◆ Exercise details:
Read the material below and count the lines holding the string "участок". Give that count with nothing added.

◆ Extracted data:
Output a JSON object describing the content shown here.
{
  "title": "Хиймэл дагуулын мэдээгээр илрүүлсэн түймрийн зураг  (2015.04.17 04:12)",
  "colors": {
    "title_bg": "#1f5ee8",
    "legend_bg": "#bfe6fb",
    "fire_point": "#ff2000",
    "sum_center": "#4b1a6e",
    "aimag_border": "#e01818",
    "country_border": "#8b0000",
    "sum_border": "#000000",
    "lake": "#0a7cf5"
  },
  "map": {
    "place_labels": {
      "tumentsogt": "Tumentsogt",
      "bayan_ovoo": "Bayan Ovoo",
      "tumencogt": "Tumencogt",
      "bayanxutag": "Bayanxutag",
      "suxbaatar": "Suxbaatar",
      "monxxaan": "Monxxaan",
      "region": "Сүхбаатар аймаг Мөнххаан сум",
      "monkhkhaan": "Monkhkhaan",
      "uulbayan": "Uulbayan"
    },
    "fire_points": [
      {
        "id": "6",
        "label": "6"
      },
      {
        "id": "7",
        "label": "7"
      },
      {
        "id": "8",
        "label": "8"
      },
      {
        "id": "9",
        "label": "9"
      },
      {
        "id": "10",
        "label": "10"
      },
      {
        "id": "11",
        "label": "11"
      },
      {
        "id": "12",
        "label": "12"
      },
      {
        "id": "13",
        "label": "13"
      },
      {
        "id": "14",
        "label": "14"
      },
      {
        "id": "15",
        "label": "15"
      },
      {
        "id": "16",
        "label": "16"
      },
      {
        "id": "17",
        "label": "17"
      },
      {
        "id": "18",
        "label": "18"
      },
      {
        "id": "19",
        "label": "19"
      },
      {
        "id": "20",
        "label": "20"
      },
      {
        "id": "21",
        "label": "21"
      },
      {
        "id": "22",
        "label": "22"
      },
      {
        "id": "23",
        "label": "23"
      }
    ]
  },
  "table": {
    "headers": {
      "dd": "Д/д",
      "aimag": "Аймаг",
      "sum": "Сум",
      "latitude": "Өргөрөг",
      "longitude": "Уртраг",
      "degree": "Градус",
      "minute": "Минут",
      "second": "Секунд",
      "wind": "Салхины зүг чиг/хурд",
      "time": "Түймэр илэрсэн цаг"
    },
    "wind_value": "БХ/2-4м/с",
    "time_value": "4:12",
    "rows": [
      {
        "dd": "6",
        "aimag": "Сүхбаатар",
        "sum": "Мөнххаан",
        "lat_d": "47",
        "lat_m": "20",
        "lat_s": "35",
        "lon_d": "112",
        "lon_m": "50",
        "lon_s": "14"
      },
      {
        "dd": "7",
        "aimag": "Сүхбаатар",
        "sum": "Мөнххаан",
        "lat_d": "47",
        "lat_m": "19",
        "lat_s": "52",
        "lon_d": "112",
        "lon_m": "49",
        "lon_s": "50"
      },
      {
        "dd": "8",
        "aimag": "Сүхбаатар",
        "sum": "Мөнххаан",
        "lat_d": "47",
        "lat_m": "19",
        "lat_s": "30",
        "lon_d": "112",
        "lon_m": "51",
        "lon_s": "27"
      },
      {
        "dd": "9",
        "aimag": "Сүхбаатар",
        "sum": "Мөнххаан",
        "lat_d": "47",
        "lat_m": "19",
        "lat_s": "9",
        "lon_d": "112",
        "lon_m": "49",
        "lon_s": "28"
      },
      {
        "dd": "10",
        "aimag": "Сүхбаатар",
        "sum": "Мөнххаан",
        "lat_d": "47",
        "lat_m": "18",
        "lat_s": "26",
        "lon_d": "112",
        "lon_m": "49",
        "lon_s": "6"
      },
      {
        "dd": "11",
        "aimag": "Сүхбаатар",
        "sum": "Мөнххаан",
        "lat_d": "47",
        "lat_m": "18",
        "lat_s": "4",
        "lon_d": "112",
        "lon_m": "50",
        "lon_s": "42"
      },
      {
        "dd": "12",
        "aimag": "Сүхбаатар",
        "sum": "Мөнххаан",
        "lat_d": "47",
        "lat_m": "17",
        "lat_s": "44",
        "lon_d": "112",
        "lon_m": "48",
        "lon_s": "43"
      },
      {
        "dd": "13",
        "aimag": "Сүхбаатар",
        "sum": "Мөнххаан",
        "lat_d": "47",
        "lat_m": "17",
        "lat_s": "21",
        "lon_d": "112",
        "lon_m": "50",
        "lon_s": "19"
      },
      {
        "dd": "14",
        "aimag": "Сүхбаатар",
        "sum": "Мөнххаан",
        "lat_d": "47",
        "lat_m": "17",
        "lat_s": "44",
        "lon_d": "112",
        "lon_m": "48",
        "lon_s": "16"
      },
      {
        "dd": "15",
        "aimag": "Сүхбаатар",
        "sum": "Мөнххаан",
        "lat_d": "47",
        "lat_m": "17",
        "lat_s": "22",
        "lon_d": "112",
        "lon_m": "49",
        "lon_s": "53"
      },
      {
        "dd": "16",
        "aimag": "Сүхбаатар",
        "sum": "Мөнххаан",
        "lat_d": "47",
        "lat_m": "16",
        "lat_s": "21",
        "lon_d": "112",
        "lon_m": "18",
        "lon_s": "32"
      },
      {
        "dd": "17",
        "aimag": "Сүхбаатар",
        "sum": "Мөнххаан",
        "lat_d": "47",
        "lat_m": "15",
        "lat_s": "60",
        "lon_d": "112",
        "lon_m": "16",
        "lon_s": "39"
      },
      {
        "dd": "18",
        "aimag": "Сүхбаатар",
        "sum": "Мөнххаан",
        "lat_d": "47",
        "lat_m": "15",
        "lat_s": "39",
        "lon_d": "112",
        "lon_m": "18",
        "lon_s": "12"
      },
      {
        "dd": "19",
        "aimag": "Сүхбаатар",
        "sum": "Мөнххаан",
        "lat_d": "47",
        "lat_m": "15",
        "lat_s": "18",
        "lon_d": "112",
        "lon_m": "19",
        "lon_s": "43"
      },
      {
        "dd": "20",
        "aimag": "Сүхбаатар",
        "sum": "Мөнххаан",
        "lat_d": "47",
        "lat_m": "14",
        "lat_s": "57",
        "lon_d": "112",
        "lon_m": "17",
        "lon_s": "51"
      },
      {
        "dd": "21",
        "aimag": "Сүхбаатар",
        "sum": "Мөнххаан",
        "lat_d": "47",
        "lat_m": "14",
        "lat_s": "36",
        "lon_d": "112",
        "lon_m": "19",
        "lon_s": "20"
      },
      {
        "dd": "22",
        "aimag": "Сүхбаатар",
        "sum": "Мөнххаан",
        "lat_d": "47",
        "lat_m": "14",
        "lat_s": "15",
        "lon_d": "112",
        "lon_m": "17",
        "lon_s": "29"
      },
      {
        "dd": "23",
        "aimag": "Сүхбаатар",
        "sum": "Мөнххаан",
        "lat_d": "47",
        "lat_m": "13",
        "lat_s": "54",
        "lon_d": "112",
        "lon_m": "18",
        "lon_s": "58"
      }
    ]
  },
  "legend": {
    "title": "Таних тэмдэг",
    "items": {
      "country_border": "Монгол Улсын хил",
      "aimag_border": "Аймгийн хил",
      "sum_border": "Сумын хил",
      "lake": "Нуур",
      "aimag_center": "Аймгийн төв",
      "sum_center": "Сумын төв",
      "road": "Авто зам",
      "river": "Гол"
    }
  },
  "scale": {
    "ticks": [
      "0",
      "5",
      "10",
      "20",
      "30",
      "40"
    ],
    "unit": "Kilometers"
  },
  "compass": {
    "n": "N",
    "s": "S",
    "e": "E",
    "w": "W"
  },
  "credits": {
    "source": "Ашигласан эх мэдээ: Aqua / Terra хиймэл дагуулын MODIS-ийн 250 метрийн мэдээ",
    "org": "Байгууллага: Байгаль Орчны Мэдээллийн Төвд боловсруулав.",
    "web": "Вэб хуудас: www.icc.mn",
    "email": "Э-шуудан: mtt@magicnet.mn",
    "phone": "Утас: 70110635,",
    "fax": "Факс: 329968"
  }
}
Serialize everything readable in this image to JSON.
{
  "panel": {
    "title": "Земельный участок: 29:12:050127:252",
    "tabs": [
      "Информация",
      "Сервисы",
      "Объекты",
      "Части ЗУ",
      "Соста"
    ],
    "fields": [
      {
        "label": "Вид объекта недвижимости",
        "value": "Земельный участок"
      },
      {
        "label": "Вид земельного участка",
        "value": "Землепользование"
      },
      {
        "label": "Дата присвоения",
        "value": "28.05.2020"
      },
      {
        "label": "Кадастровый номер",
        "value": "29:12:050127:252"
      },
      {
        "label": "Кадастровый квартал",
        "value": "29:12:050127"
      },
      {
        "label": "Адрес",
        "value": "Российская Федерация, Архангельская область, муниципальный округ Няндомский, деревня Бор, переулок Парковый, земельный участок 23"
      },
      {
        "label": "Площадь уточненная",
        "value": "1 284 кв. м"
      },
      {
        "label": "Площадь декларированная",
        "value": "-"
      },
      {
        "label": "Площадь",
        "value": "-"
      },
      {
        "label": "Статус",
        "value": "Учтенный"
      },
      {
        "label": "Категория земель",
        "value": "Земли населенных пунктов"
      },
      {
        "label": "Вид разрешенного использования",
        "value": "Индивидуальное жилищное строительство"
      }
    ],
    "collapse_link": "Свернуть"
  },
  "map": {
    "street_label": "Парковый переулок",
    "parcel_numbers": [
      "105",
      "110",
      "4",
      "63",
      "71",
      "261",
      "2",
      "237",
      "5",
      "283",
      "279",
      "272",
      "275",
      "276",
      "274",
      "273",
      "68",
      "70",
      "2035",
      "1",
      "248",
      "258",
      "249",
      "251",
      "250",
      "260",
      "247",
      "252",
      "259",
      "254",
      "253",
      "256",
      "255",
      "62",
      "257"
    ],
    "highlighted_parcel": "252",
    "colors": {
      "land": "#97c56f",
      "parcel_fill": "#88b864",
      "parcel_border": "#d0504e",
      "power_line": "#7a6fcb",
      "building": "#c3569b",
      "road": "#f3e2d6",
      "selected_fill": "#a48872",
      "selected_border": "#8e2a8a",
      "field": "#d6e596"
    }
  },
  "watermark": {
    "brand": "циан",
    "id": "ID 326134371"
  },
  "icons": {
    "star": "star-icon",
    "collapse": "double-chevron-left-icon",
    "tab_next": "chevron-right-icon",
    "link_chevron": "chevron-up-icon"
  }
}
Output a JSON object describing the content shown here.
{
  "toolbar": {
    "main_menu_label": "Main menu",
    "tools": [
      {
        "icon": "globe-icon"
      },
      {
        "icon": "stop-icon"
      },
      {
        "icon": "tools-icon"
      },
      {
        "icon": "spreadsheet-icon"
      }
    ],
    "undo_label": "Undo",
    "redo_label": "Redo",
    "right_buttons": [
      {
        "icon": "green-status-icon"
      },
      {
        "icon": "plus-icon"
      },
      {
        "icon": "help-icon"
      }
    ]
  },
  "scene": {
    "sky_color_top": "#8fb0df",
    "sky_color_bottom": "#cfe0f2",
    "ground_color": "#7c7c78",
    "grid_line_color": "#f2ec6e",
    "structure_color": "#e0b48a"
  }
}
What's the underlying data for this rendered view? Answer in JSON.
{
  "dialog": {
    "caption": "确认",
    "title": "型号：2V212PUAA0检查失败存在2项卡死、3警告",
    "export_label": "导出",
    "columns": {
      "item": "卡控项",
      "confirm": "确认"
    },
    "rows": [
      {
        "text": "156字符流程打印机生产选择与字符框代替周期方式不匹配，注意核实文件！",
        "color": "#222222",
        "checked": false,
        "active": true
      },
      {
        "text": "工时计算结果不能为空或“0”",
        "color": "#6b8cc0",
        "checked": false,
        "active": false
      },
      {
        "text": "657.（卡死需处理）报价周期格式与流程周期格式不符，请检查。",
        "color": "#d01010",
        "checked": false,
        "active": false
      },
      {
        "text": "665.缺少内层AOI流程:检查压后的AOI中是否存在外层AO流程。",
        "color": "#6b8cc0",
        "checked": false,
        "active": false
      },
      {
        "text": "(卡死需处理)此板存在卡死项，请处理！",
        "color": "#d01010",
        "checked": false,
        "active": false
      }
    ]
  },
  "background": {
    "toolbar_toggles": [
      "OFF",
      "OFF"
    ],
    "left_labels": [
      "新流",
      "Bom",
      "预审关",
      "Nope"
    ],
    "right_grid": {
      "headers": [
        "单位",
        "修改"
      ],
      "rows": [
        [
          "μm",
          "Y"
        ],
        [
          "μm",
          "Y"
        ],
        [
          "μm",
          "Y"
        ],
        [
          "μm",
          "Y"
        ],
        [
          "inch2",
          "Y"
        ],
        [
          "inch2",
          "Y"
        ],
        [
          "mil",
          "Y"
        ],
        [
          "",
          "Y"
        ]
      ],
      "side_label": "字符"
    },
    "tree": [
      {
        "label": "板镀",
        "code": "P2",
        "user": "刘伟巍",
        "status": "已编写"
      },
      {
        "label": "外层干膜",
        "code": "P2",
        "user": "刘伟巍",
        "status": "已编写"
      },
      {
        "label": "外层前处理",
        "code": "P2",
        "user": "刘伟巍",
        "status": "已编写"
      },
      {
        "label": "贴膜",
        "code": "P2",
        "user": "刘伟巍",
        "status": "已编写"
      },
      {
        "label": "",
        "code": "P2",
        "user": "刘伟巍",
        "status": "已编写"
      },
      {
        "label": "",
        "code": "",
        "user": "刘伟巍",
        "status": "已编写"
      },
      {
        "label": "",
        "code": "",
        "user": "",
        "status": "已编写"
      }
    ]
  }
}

◆ Your response:
3